Element data from apps and pages:
⁂
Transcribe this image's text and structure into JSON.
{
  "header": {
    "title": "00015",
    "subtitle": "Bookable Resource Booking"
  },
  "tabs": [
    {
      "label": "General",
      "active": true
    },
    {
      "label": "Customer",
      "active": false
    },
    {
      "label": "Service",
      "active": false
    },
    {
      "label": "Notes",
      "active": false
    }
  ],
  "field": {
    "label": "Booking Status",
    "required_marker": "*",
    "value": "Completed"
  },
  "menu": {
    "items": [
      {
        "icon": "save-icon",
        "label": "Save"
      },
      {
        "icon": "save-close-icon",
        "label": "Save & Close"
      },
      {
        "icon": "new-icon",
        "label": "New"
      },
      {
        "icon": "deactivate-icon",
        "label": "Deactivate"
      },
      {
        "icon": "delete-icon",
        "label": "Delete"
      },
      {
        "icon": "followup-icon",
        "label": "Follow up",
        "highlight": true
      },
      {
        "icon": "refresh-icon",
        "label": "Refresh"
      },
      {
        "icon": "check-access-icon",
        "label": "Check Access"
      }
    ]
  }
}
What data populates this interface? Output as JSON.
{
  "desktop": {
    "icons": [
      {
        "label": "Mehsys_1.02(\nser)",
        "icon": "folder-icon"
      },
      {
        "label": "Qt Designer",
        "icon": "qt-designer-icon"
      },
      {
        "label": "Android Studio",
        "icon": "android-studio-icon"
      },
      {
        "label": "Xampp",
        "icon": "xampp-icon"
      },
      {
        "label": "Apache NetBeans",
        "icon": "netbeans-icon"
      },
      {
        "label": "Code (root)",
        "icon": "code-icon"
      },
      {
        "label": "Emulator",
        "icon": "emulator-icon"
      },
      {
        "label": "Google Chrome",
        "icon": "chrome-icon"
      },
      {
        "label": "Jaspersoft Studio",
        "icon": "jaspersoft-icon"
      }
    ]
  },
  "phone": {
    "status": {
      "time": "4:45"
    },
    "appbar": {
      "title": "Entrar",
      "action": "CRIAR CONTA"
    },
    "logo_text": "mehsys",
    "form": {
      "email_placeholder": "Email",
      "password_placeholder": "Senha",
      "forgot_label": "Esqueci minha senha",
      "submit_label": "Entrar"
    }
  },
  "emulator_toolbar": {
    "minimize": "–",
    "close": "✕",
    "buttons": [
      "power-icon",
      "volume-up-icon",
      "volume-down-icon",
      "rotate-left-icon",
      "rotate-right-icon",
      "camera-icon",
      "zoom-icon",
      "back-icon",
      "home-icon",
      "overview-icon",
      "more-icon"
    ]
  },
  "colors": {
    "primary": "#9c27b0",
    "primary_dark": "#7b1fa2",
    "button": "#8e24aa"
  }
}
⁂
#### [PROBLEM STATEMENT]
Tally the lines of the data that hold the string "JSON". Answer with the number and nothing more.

#### [EXERCISE ANSWER]
2